Dean Leach and the General Committee insist that the student’s comments were an isolated incident. “I’ve only been here 12 months,” Dean Leach said. In that time, there have been “no other online cases that have had penalties.”
In the event there were other incidents in the future, Dean Leach said, “it would not be taken lightly” by Newman’s administration.
Full statement from the Newman Students’ Club General Committee below:
- The relevant Facebook page is administered by the Students Club, not the College administration.
- Hence, action was taken by the Students Club General Committee. As students felt the issue was dealt with, no complaint was made to Newman College administration.
- In the event that a formal complaint is made to the Newman College administration, we have mediation processes. Last year, as we have for many years, the College has operated under the Fair Treatment Policy, an intercollegiate policy designed to create processes for dealing with inappropriate actions and behaviours such as bullying, harassment, discrimination, and sexual misconduct.
- This Policy has been replaced with a far more comprehensive SAFE Program, which has two policies.
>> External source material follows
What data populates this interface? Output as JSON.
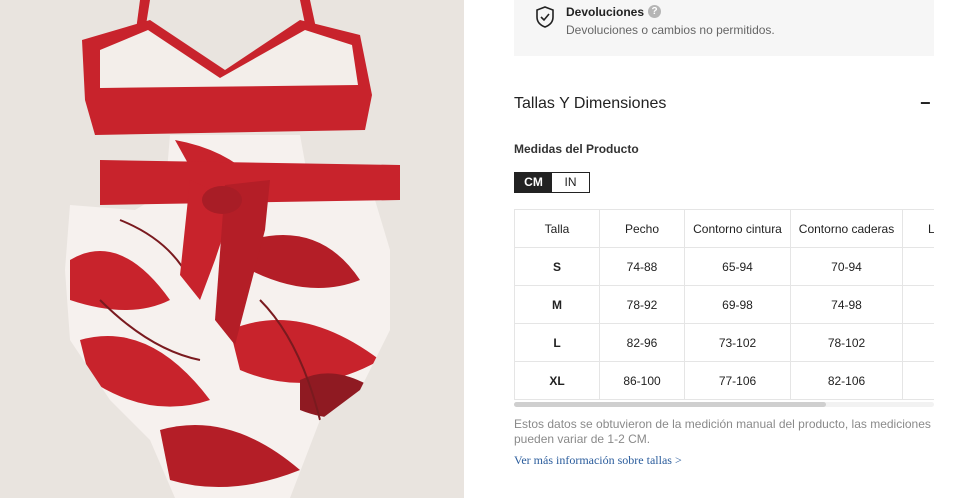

These are the Discrimination, Bullying & Victimisation Policy and the Sexual Misconduct Policy & Procedures. The Dean of our College, Genevieve Leach strongly supported this change. The Dean of our College is our SAFE Co-ordinator.
- In order to be enrolled at the College, students must accept and sign the SAFE Policy, which clearly states unacceptable behaviours. This includes the behaviours presented by the individual’s post, and because of this the post was deleted promptly.
- Current members of the General Committee removed the individual from ‘The Quad’ Facebook page as soon as he made the post, because he breached SAFE guidelines.
- This year, prior to being contacted by Farrago, and based on student feedback after the aforementioned post, the 2019 Students Club page was created with specific criteria for online conduct, and if any posts violate our guidelines, the post will be removed.
- The Facebook page in question is a channel with a participatory nature from all students and is used to boost cultural, sporting, and other opportunities. Or usually, ‘does anyone wanna go to Smiley’s for pizza?’ is a frequent post.
- If you want to gauge LGBTQ student life at Newman, we have a strong Diversity Committee filled with wonderful people, including our Intercollegiate Queer Representative.
- On behalf of the Students Club, and the Diversity Committee, we believe that an article published on the evidence of one individual’s homophobia and presenting it as symptomatic of the culture here will make queer students or students questioning their identity, who are new to the college, feel falsely unsafe. The safety of our students is of utmost importance to us and we would appreciate this shared concern.